Eight brutal years of conflict have devastated the lives of millions of children in Yemen and left 11 million children in need of one or more forms of humanitarian assistance, UNICEF said, warning that, without urgent action, millions could face greater risks of being malnourished, Report informs.

The humanitarian crisis in Yemen stems from a devastating convergence of compounding factors: eight years of fierce conflict, economic collapse, and a crippled social support system affecting essential services.

The conflict has also exacerbated the ongoing malnutrition crisis in Yemen. 2.2 million children are suffering from acute malnutrition including over 540,000 children suffering from severe acute malnutrition – a life-threatening condition if not treated urgently.

“The lives of millions of vulnerable children in Yemen remain at risk due to the almost unimaginable, unbearable, consequences of the crushing, unending war,” said UNICEF Yemen Representative Peter Hawkins. “UNICEF has been here, providing desperately needed support throughout the past 8 years, and before, but we can only provide so much support to children and families affected without a lasting peace.”

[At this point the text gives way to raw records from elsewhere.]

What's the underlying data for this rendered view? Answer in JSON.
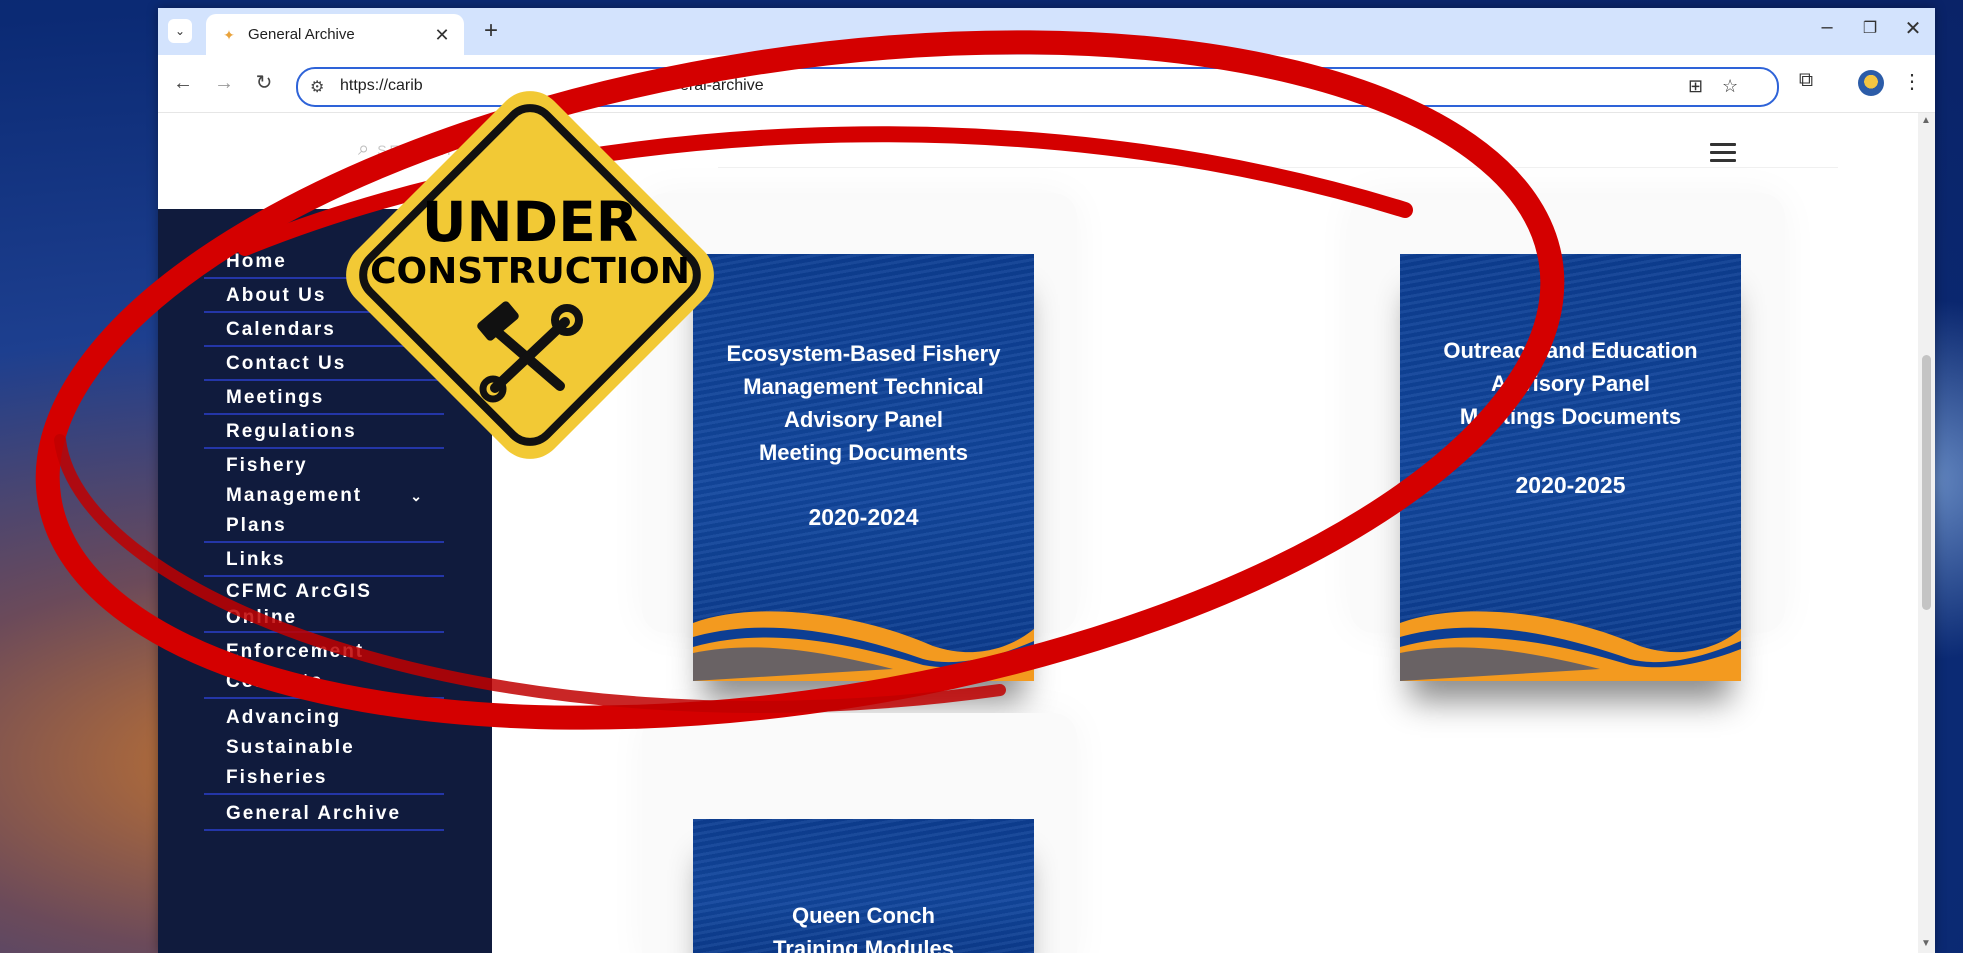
{
  "browser": {
    "tab_title": "General Archive",
    "new_tab_symbol": "+",
    "url_visible_start": "https://carib",
    "url_visible_end": "eral-archive"
  },
  "page": {
    "search_placeholder": "SEARCH"
  },
  "sidebar": {
    "items": [
      {
        "label": "Home"
      },
      {
        "label": "About Us"
      },
      {
        "label": "Calendars"
      },
      {
        "label": "Contact Us"
      },
      {
        "label": "Meetings"
      },
      {
        "label": "Regulations"
      },
      {
        "label": "Fishery Management Plans",
        "lines": [
          "Fishery",
          "Management",
          "Plans"
        ],
        "has_dropdown": true
      },
      {
        "label": "Links"
      },
      {
        "label": "CFMC ArcGIS Online",
        "lines": [
          "CFMC ArcGIS",
          "Online"
        ]
      },
      {
        "label": "Enforcement Contacts",
        "lines": [
          "Enforcement",
          "Contacts"
        ]
      },
      {
        "label": "Advancing Sustainable Fisheries",
        "lines": [
          "Advancing",
          "Sustainable",
          "Fisheries"
        ]
      },
      {
        "label": "General Archive"
      }
    ]
  },
  "cards": [
    {
      "lines": [
        "Ecosystem-Based Fishery",
        "Management Technical",
        "Advisory Panel",
        "Meeting Documents"
      ],
      "years": "2020-2024"
    },
    {
      "lines": [
        "Outreach and Education",
        "Advisory Panel",
        "Meetings Documents"
      ],
      "years": "2020-2025"
    },
    {
      "lines": [
        "Queen Conch",
        "Training Modules"
      ],
      "years": ""
    }
  ],
  "sign": {
    "line1": "UNDER",
    "line2": "CONSTRUCTION"
  },
  "colors": {
    "sidebar_bg": "#101b3d",
    "nav_underline": "#2436a8",
    "card_blue": "#0d3e93",
    "wave_orange": "#f39a1f",
    "sign_yellow": "#f2c935",
    "circle_red": "#d40000"
  },
  "icons": [
    "tab-search-icon",
    "favicon-icon",
    "close-tab-icon",
    "minimize-icon",
    "restore-icon",
    "close-window-icon",
    "back-icon",
    "forward-icon",
    "reload-icon",
    "site-info-icon",
    "translate-icon",
    "bookmark-star-icon",
    "extensions-icon",
    "menu-dots-icon",
    "search-icon",
    "hamburger-menu-icon",
    "chevron-down-icon",
    "hammer-wrench-icon"
  ]
}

Between March 2015 and November 2022, the UN has verified that more than 11,000 children have been killed or seriously injured. Over 4,000 children have been recruited and used by the warring parties and there have been more than 900 attacks on and military use of educational and health facilities, all of which hinder the realization of children’s basic rights to safe and adequate access to health and education. As these are just the verified numbers, the true toll is likely much higher.

Years of conflict, misery and grief have left up to 8 million people in need of mental health and psychosocial services in Yemen. With multiple threats and displacements, children and caregivers are under threat, often they resort to negative coping mechanisms like child marriage, child labor and in many cases recruitment into the fighting.

Similarly, the situation for internally displaced children continues to be of huge concern. Over 2.3 million children still live in displacement camps where their access to basic health, nutrition, education, protection and WASH services remains inadequate.

UNICEF urgently requires $484 million to continue its life-saving humanitarian response for children in Yemen in 2023. If funding is not received, UNICEF might be forced to scale down its vital assistance for vulnerable children.

The funding gap UNICEF continued to face through 2022 and since the beginning of 2023 is putting the required humanitarian response for children in Yemen at risk, including access to health, nutrition, education and WASH services. Without UNICEF’s support, these children’s potential to survive and develop in the complex humanitarian crisis is significantly reduced.